he addition of a citizenship question to the 2020 census could affect the self-response rate, a key driver of the cost and quality of a census. We find that citizenship question response patterns in the American Community Survey (ACS) suggest that it is a sensitive question when asked about administrative record noncitizens but not when asked about administrative record citizens. ACS respondents who were administrative record noncitizens in 2017 frequently choose to skip the question or answer that the person is a citizen. We predict the effect on self-response to the entire survey by comparing mail response rates in the 2010 ACS, which included a citizenship question, with those of the 2010 census, which did not have a citizenship question, among households in both surveys. We compare the actual ACS-census difference in response rates for households that may contain noncitizens (more sensitive to the question) with the difference for households containing only U.S. citizens. We estimate that the addition of a citizenship question will have an 8.0 percentage point larger effect on self-response rates in households that may have noncitizens relative to those with only U.S. citizens. Assuming that the citizenship question does not affect unit self-response in all-citizen households and applying the 8.0 percentage point drop to the 28.1 % of housing units potentially having at least one noncitizen would predict an overall 2.2 percentage point drop in self-response in the 2020 census, increasing costs and reducing the quality of the population count.

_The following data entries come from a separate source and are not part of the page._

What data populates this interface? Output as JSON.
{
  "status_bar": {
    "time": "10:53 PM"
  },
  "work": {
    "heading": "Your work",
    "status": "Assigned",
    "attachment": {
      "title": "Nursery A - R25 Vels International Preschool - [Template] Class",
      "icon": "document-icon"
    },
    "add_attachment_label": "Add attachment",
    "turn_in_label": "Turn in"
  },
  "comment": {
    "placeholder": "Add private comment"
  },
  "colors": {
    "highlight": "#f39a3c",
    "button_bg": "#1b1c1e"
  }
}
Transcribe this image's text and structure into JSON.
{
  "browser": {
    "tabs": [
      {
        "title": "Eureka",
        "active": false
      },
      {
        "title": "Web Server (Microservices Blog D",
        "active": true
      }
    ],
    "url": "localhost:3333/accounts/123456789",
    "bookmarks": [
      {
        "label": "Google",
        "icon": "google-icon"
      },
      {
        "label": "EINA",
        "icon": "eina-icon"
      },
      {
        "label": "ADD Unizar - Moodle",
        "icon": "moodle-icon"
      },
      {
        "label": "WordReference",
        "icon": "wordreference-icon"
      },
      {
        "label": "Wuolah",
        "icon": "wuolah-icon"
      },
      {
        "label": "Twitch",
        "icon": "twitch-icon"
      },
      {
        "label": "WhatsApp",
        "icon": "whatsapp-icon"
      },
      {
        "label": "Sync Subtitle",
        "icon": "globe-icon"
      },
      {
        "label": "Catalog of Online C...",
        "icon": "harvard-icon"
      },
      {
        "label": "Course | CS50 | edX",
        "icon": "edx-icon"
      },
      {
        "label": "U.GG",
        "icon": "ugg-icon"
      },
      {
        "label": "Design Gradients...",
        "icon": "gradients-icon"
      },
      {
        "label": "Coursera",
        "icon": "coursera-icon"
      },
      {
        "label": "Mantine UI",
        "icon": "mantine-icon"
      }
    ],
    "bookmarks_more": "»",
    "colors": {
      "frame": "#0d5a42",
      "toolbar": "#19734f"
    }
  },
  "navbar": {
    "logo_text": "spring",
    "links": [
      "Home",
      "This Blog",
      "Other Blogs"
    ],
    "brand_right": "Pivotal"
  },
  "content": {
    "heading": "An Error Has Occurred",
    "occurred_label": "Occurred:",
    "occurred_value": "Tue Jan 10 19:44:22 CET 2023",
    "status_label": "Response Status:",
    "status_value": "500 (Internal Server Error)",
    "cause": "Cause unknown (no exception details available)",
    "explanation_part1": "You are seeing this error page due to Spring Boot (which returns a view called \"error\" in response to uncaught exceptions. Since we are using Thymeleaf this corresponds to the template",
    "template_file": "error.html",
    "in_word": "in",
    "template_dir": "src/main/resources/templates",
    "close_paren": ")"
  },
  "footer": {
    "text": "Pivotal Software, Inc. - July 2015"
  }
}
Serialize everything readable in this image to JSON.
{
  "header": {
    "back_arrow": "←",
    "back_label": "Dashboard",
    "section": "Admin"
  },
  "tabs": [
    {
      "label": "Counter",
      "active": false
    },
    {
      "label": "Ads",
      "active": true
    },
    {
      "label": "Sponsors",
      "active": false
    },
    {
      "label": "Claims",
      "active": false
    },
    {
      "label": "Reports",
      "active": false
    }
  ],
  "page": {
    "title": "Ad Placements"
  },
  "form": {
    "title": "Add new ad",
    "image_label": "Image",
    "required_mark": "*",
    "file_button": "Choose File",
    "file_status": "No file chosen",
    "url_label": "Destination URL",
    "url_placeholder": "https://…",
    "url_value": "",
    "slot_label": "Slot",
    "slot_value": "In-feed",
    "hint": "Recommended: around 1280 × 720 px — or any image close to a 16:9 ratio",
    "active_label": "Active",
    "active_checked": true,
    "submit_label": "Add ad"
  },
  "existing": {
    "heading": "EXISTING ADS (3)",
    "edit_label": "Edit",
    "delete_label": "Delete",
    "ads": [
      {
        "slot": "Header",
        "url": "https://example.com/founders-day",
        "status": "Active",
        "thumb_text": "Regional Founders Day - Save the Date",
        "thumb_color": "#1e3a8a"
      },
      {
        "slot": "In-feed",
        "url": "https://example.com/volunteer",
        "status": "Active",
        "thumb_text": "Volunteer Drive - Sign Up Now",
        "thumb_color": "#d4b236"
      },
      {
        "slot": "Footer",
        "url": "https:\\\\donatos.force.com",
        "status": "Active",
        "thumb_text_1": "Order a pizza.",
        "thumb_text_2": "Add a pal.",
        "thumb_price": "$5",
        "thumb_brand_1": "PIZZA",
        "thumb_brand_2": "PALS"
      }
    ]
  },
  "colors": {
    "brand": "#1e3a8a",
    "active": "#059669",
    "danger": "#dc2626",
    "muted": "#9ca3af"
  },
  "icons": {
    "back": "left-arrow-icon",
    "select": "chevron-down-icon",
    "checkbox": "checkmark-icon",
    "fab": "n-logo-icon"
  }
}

Recall that at oral argument in the census case, Justice Gorsuch sought to minimize census department studies which predicted (a smaller) response rate drop.